GENEVA: The Red Cross said Thursday (May 28) it was seeking US$3.2 billion for its COVID-19 crisis response - a huge increase on the US$825 million figure it sought when it launched its COVID-19 appeal in March.
The global humanitarian network said it needed to scale up its response urgently to assist the world's most vulnerable people during the pandemic - and, crucially, afterwards in tackling the "long-lasting social and economic repercussions".
The International Red Cross and Red Crescent Movement said the COVID-19 pandemic had amplified inequalities in society, destabilised communities and reversed development gains made in the past decade.
The movement consists of the International Committee of the Red Cross (ICRC), the International Federation of Red Cross and Red Crescent Societies (IFRC), and 192 national-level societies.
"In fragile humanitarian contexts, the COVID-19 pandemic is creating new vulnerabilities for people who are already most at risk," said IFRC secretary general Jagan Chapagain.
"We now face a crisis on top of a crisis with worsening poverty and food insecurity alongside crippling economic conditions and a lack of public health services, safe water, sanitation and hygiene."

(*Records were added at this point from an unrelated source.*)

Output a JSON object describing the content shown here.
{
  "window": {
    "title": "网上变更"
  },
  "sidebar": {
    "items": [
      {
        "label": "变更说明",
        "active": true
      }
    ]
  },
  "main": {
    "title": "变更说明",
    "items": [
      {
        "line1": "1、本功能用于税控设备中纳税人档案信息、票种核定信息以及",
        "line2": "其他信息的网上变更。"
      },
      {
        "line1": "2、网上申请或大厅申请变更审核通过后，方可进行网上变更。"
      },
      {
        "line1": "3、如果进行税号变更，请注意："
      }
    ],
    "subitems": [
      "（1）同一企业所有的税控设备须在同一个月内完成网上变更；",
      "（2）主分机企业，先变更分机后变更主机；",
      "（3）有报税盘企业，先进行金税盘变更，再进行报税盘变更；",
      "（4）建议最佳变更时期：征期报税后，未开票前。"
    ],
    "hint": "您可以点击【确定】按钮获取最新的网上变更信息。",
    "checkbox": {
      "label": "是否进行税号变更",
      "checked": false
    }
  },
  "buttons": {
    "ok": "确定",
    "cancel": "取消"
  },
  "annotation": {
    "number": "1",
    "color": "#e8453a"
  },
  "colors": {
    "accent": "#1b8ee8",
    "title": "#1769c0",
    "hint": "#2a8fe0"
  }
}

The IFRC is appealing for US$1.95 billion to support national societies in providing health care, water and sanitation, and mitigation against the socio-economic impacts of the pandemic on the most vulnerable people.
Meanwhile, the ICRC is seeking US$1.24 billion in order to respond in conflict zones, support medical facilities and places of detention, and to curb the spread of the virus among displaced people and detainees and ensure they have access to medical treatment.
"This pandemic is creating crisis-level needs that will endure long into the future, whether for mental health support, conflict zone medical aid or livelihood assistance," said ICRC director-general Robert Mardini.
"The ICRC is working ... at the intersection of the pandemic, armed conflict and violence to ensure that we assist both now and beyond the pandemic's immediate effects to help families in the long-run."